[Dataset rows describing interfaces]
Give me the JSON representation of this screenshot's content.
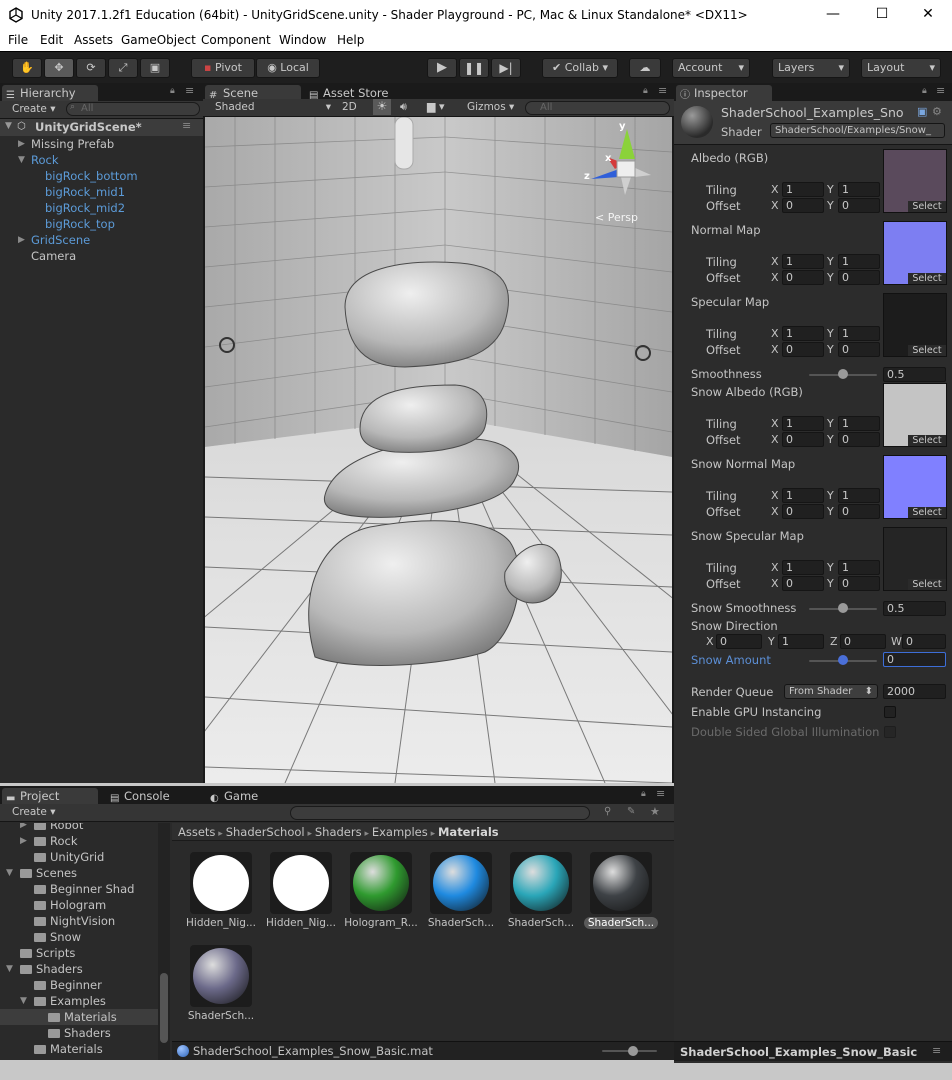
{
  "window": {
    "title": "Unity 2017.1.2f1 Education (64bit) - UnityGridScene.unity - Shader Playground - PC, Mac & Linux Standalone* <DX11>",
    "controls": [
      "—",
      "☐",
      "✕"
    ]
  },
  "menu": [
    "File",
    "Edit",
    "Assets",
    "GameObject",
    "Component",
    "Window",
    "Help"
  ],
  "toolbar": {
    "pivot": "Pivot",
    "local": "Local",
    "collab": "Collab",
    "account": "Account",
    "layers": "Layers",
    "layout": "Layout"
  },
  "hierarchy": {
    "tab": "Hierarchy",
    "create": "Create",
    "search_placeholder": "All",
    "scene": "UnityGridScene*",
    "items": [
      {
        "label": "Missing Prefab",
        "blue": false,
        "indent": 1,
        "arrow": "right"
      },
      {
        "label": "Rock",
        "blue": true,
        "indent": 1,
        "arrow": "down"
      },
      {
        "label": "bigRock_bottom",
        "blue": true,
        "indent": 2,
        "arrow": ""
      },
      {
        "label": "bigRock_mid1",
        "blue": true,
        "indent": 2,
        "arrow": ""
      },
      {
        "label": "bigRock_mid2",
        "blue": true,
        "indent": 2,
        "arrow": ""
      },
      {
        "label": "bigRock_top",
        "blue": true,
        "indent": 2,
        "arrow": ""
      },
      {
        "label": "GridScene",
        "blue": true,
        "indent": 1,
        "arrow": "right"
      },
      {
        "label": "Camera",
        "blue": false,
        "indent": 1,
        "arrow": ""
      }
    ]
  },
  "scene": {
    "tab_scene": "Scene",
    "tab_store": "Asset Store",
    "shaded": "Shaded",
    "mode_2d": "2D",
    "gizmos": "Gizmos",
    "search_placeholder": "All",
    "persp": "< Persp",
    "axis_y": "y",
    "axis_x": "x",
    "axis_z": "z"
  },
  "inspector": {
    "tab": "Inspector",
    "name": "ShaderSchool_Examples_Sno",
    "shader_label": "Shader",
    "shader_value": "ShaderSchool/Examples/Snow_",
    "select": "Select",
    "tiling": "Tiling",
    "offset": "Offset",
    "x": "X",
    "y": "Y",
    "z": "Z",
    "w": "W",
    "textures": [
      {
        "label": "Albedo (RGB)",
        "tx": "1",
        "ty": "1",
        "ox": "0",
        "oy": "0",
        "color": "#5a4a5c"
      },
      {
        "label": "Normal Map",
        "tx": "1",
        "ty": "1",
        "ox": "0",
        "oy": "0",
        "color": "#7d7ef2"
      },
      {
        "label": "Specular Map",
        "tx": "1",
        "ty": "1",
        "ox": "0",
        "oy": "0",
        "color": "#1c1c1c"
      },
      {
        "label": "Snow Albedo (RGB)",
        "tx": "1",
        "ty": "1",
        "ox": "0",
        "oy": "0",
        "color": "#c4c4c4"
      },
      {
        "label": "Snow Normal Map",
        "tx": "1",
        "ty": "1",
        "ox": "0",
        "oy": "0",
        "color": "#8080ff"
      },
      {
        "label": "Snow Specular Map",
        "tx": "1",
        "ty": "1",
        "ox": "0",
        "oy": "0",
        "color": "#252525"
      }
    ],
    "smoothness_label": "Smoothness",
    "smoothness_value": "0.5",
    "smoothness_fraction": 0.5,
    "snow_smoothness_label": "Snow Smoothness",
    "snow_smoothness_value": "0.5",
    "snow_smoothness_fraction": 0.5,
    "snow_direction_label": "Snow Direction",
    "snow_dir": {
      "x": "0",
      "y": "1",
      "z": "0",
      "w": "0"
    },
    "snow_amount_label": "Snow Amount",
    "snow_amount_value": "0",
    "snow_amount_fraction": 0.5,
    "render_queue_label": "Render Queue",
    "render_queue_mode": "From Shader",
    "render_queue_value": "2000",
    "gpu_instancing_label": "Enable GPU Instancing",
    "double_sided_label": "Double Sided Global Illumination",
    "footer": "ShaderSchool_Examples_Snow_Basic"
  },
  "project": {
    "tab_project": "Project",
    "tab_console": "Console",
    "tab_game": "Game",
    "create": "Create",
    "breadcrumb": [
      "Assets",
      "ShaderSchool",
      "Shaders",
      "Examples",
      "Materials"
    ],
    "tree": [
      {
        "label": "Robot",
        "indent": 3,
        "arrow": "right"
      },
      {
        "label": "Rock",
        "indent": 3,
        "arrow": "right"
      },
      {
        "label": "UnityGrid",
        "indent": 3,
        "arrow": ""
      },
      {
        "label": "Scenes",
        "indent": 2,
        "arrow": "down"
      },
      {
        "label": "Beginner Shad",
        "indent": 3,
        "arrow": ""
      },
      {
        "label": "Hologram",
        "indent": 3,
        "arrow": ""
      },
      {
        "label": "NightVision",
        "indent": 3,
        "arrow": ""
      },
      {
        "label": "Snow",
        "indent": 3,
        "arrow": ""
      },
      {
        "label": "Scripts",
        "indent": 2,
        "arrow": ""
      },
      {
        "label": "Shaders",
        "indent": 2,
        "arrow": "down"
      },
      {
        "label": "Beginner",
        "indent": 3,
        "arrow": ""
      },
      {
        "label": "Examples",
        "indent": 3,
        "arrow": "down"
      },
      {
        "label": "Materials",
        "indent": 4,
        "arrow": "",
        "selected": true
      },
      {
        "label": "Shaders",
        "indent": 4,
        "arrow": ""
      },
      {
        "label": "Materials",
        "indent": 3,
        "arrow": ""
      }
    ],
    "assets": [
      {
        "label": "Hidden_Nig...",
        "color": "#ffffff",
        "selected": false
      },
      {
        "label": "Hidden_Nig...",
        "color": "#ffffff",
        "selected": false
      },
      {
        "label": "Hologram_R...",
        "color": "#2f9a2f",
        "selected": false
      },
      {
        "label": "ShaderSch...",
        "color": "#1f8ae0",
        "selected": false
      },
      {
        "label": "ShaderSch...",
        "color": "#2aa6b8",
        "selected": false
      },
      {
        "label": "ShaderSch...",
        "color": "#3e4246",
        "selected": true
      },
      {
        "label": "ShaderSch...",
        "color": "#6c6a8a",
        "selected": false
      }
    ],
    "status": "ShaderSchool_Examples_Snow_Basic.mat"
  }
}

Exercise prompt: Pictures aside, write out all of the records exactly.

Response below:
Give me the JSON representation of this screenshot's content.
{
  "window": {
    "title": "Unity 2017.1.2f1 Education (64bit) - UnityGridScene.unity - Shader Playground - PC, Mac & Linux Standalone* <DX11>",
    "controls": [
      "—",
      "☐",
      "✕"
    ]
  },
  "menu": [
    "File",
    "Edit",
    "Assets",
    "GameObject",
    "Component",
    "Window",
    "Help"
  ],
  "toolbar": {
    "pivot": "Pivot",
    "local": "Local",
    "collab": "Collab",
    "account": "Account",
    "layers": "Layers",
    "layout": "Layout"
  },
  "hierarchy": {
    "tab": "Hierarchy",
    "create": "Create",
    "search_placeholder": "All",
    "scene": "UnityGridScene*",
    "items": [
      {
        "label": "Missing Prefab",
        "blue": false,
        "indent": 1,
        "arrow": "right"
      },
      {
        "label": "Rock",
        "blue": true,
        "indent": 1,
        "arrow": "down"
      },
      {
        "label": "bigRock_bottom",
        "blue": true,
        "indent": 2,
        "arrow": ""
      },
      {
        "label": "bigRock_mid1",
        "blue": true,
        "indent": 2,
        "arrow": ""
      },
      {
        "label": "bigRock_mid2",
        "blue": true,
        "indent": 2,
        "arrow": ""
      },
      {
        "label": "bigRock_top",
        "blue": true,
        "indent": 2,
        "arrow": ""
      },
      {
        "label": "GridScene",
        "blue": true,
        "indent": 1,
        "arrow": "right"
      },
      {
        "label": "Camera",
        "blue": false,
        "indent": 1,
        "arrow": ""
      }
    ]
  },
  "scene": {
    "tab_scene": "Scene",
    "tab_store": "Asset Store",
    "shaded": "Shaded",
    "mode_2d": "2D",
    "gizmos": "Gizmos",
    "search_placeholder": "All",
    "persp": "< Persp",
    "axis_y": "y",
    "axis_x": "x",
    "axis_z": "z"
  },
  "inspector": {
    "tab": "Inspector",
    "name": "ShaderSchool_Examples_Sno",
    "shader_label": "Shader",
    "shader_value": "ShaderSchool/Examples/Snow_",
    "select": "Select",
    "tiling": "Tiling",
    "offset": "Offset",
    "x": "X",
    "y": "Y",
    "z": "Z",
    "w": "W",
    "textures": [
      {
        "label": "Albedo (RGB)",
        "tx": "1",
        "ty": "1",
        "ox": "0",
        "oy": "0",
        "color": "#5a4a5c"
      },
      {
        "label": "Normal Map",
        "tx": "1",
        "ty": "1",
        "ox": "0",
        "oy": "0",
        "color": "#7d7ef2"
      },
      {
        "label": "Specular Map",
        "tx": "1",
        "ty": "1",
        "ox": "0",
        "oy": "0",
        "color": "#1c1c1c"
      },
      {
        "label": "Snow Albedo (RGB)",
        "tx": "1",
        "ty": "1",
        "ox": "0",
        "oy": "0",
        "color": "#c4c4c4"
      },
      {
        "label": "Snow Normal Map",
        "tx": "1",
        "ty": "1",
        "ox": "0",
        "oy": "0",
        "color": "#8080ff"
      },
      {
        "label": "Snow Specular Map",
        "tx": "1",
        "ty": "1",
        "ox": "0",
        "oy": "0",
        "color": "#252525"
      }
    ],
    "smoothness_label": "Smoothness",
    "smoothness_value": "0.5",
    "smoothness_fraction": 0.5,
    "snow_smoothness_label": "Snow Smoothness",
    "snow_smoothness_value": "0.5",
    "snow_smoothness_fraction": 0.5,
    "snow_direction_label": "Snow Direction",
    "snow_dir": {
      "x": "0",
      "y": "1",
      "z": "0",
      "w": "0"
    },
    "snow_amount_label": "Snow Amount",
    "snow_amount_value": "0",
    "snow_amount_fraction": 0.5,
    "render_queue_label": "Render Queue",
    "render_queue_mode": "From Shader",
    "render_queue_value": "2000",
    "gpu_instancing_label": "Enable GPU Instancing",
    "double_sided_label": "Double Sided Global Illumination",
    "footer": "ShaderSchool_Examples_Snow_Basic"
  },
  "project": {
    "tab_project": "Project",
    "tab_console": "Console",
    "tab_game": "Game",
    "create": "Create",
    "breadcrumb": [
      "Assets",
      "ShaderSchool",
      "Shaders",
      "Examples",
      "Materials"
    ],
    "tree": [
      {
        "label": "Robot",
        "indent": 3,
        "arrow": "right"
      },
      {
        "label": "Rock",
        "indent": 3,
        "arrow": "right"
      },
      {
        "label": "UnityGrid",
        "indent": 3,
        "arrow": ""
      },
      {
        "label": "Scenes",
        "indent": 2,
        "arrow": "down"
      },
      {
        "label": "Beginner Shad",
        "indent": 3,
        "arrow": ""
      },
      {
        "label": "Hologram",
        "indent": 3,
        "arrow": ""
      },
      {
        "label": "NightVision",
        "indent": 3,
        "arrow": ""
      },
      {
        "label": "Snow",
        "indent": 3,
        "arrow": ""
      },
      {
        "label": "Scripts",
        "indent": 2,
        "arrow": ""
      },
      {
        "label": "Shaders",
        "indent": 2,
        "arrow": "down"
      },
      {
        "label": "Beginner",
        "indent": 3,
        "arrow": ""
      },
      {
        "label": "Examples",
        "indent": 3,
        "arrow": "down"
      },
      {
        "label": "Materials",
        "indent": 4,
        "arrow": "",
        "selected": true
      },
      {
        "label": "Shaders",
        "indent": 4,
        "arrow": ""
      },
      {
        "label": "Materials",
        "indent": 3,
        "arrow": ""
      }
    ],
    "assets": [
      {
        "label": "Hidden_Nig...",
        "color": "#ffffff",
        "selected": false
      },
      {
        "label": "Hidden_Nig...",
        "color": "#ffffff",
        "selected": false
      },
      {
        "label": "Hologram_R...",
        "color": "#2f9a2f",
        "selected": false
      },
      {
        "label": "ShaderSch...",
        "color": "#1f8ae0",
        "selected": false
      },
      {
        "label": "ShaderSch...",
        "color": "#2aa6b8",
        "selected": false
      },
      {
        "label": "ShaderSch...",
        "color": "#3e4246",
        "selected": true
      },
      {
        "label": "ShaderSch...",
        "color": "#6c6a8a",
        "selected": false
      }
    ],
    "status": "ShaderSchool_Examples_Snow_Basic.mat"
  }
}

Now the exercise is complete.